Norway is one of the frontrunners in digitalising public administration, and the current Norwegian government has a progressive strategy of digitalisation. Norwegian politicians demonstrate the will to centralise public data, and they plan to force local and regional municipalities to share their data with the government. However, the concentration and central administration of public data is accompanied with an enormous responsibility to ensure the highest standards of data security. The process also raises fundamental questions about data ownership and digital self-determination.

The increasing reliance and dependence on digital infrastructures makes nation states more competitive but also introduces various risks and fundamental political questions. These questions represent ‘the Achilles heel’ of Norway’s digitisation strategy.

Digital infrastructures lead to a new political and economic shift of power within nation states and the global agenda. Digital data has emerged as the most important resource and currency in the economic logics of what Shoshana Zuboff (2019) calls ‘surveillance capitalism’.

The behaviour, actions and interactions of people, machines and organisations produce large amounts of data, leaving uncontrollable digital traces on the Internet. Big tech and media companies are already using this data to sell customised advertisements or to train algorithms, and these practices will eventually influence how citizens will be able to participate in a society guided by algorithmic decision making.

Therefore, it is important to consider new solutions that ensure people’s ownership of their data. Several researchers and activists are working on conceptual and technical solutions that guarantee high standards of data security and digital self-autonomy. The German Fraunhofer Institute in Karlsruhe, for example, has devised a solution that is based on the idea of a privately owned data account, where data is combined with special conditions and time limits for usage, providing data account owners an overview and improved control of the combinations and usage of their private personal information.

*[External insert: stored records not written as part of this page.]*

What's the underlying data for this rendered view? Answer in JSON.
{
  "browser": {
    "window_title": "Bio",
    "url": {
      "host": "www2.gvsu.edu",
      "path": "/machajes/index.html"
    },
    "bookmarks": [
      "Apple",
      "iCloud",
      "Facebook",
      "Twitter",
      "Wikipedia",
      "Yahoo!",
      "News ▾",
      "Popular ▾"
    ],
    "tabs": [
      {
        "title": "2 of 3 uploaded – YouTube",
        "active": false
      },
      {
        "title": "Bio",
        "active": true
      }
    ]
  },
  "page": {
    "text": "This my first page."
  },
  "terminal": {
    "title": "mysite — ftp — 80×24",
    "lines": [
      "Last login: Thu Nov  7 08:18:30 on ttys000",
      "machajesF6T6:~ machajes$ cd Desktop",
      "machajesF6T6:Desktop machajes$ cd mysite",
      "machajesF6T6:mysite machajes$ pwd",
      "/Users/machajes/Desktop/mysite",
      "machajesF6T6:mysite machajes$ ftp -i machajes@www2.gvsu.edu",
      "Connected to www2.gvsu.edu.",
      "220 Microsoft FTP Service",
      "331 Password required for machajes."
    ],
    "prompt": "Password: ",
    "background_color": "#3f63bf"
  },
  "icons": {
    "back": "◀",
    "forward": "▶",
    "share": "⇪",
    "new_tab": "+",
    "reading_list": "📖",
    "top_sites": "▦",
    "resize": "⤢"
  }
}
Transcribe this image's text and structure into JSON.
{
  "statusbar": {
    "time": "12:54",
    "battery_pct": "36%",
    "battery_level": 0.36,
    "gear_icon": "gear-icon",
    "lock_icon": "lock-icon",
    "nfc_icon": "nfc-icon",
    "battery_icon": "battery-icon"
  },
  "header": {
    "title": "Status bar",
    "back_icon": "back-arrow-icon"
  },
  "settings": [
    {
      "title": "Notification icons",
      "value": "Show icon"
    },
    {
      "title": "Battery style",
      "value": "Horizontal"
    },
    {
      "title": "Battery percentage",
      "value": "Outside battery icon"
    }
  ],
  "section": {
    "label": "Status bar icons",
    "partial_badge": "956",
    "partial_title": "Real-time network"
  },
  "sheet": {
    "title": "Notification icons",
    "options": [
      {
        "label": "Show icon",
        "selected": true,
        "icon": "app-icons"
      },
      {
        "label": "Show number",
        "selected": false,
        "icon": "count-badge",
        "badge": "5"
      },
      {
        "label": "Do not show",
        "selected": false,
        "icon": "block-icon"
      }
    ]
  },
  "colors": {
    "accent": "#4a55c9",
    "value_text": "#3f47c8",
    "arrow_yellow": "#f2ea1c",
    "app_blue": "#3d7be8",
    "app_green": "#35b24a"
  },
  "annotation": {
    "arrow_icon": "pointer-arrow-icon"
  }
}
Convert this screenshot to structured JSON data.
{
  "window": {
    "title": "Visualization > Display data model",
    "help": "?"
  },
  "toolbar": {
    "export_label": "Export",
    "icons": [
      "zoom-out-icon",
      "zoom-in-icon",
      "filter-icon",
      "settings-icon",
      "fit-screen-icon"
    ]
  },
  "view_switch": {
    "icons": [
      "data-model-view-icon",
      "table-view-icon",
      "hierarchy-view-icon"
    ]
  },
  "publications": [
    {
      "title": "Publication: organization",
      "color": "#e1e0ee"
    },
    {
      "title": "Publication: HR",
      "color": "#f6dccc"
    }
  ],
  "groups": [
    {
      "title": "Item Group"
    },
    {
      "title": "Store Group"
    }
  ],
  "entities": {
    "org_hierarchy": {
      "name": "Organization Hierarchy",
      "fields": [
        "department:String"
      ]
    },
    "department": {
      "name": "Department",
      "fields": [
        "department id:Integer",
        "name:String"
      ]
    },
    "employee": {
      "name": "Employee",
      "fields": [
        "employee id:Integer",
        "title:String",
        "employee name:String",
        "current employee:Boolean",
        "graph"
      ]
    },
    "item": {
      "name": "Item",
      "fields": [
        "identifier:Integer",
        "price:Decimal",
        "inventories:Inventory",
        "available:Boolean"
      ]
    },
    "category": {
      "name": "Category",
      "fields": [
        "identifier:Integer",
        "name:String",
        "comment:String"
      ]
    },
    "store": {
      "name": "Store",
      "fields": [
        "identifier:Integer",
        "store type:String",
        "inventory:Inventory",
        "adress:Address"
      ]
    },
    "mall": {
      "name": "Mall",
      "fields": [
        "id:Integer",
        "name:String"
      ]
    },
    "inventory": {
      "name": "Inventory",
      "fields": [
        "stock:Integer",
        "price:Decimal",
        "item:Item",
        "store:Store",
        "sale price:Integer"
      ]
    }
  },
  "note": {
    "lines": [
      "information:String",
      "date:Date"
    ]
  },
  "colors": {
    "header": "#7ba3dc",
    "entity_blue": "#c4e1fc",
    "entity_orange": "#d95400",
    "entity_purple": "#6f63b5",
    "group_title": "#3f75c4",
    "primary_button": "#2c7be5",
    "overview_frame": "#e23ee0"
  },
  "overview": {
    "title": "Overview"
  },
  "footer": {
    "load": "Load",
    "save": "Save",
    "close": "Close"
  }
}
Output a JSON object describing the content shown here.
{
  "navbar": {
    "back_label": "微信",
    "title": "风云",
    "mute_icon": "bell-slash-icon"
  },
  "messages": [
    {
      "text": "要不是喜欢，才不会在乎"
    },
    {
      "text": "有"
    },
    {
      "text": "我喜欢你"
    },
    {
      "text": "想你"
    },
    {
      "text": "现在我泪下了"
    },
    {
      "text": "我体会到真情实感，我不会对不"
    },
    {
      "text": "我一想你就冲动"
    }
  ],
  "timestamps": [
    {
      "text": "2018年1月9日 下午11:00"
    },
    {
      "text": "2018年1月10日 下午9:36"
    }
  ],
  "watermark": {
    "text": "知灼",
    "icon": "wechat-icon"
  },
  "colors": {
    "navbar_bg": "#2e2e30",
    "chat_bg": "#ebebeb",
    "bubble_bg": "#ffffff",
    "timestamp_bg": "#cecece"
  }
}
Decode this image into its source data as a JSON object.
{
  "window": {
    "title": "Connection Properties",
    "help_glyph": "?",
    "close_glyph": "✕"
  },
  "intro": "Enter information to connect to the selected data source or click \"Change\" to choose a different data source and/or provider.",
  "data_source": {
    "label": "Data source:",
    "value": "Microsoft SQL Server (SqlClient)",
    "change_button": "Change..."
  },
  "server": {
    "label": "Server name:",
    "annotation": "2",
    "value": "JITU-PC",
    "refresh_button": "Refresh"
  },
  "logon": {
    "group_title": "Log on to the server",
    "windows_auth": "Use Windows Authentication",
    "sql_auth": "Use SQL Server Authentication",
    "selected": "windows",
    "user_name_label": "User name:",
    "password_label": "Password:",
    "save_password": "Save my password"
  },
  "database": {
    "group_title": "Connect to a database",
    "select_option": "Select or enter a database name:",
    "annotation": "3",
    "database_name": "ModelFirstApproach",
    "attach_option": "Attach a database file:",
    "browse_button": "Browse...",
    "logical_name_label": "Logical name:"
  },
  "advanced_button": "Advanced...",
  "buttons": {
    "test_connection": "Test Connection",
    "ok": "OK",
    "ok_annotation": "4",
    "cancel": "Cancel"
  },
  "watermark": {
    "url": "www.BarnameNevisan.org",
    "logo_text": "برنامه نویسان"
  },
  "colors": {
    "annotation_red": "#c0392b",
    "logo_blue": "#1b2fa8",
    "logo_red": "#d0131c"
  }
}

Salzmann works on a PhD-thesis on mobile phones in journalism, and frequently engages in online debates on implications of new technologies and new forms of surveillance.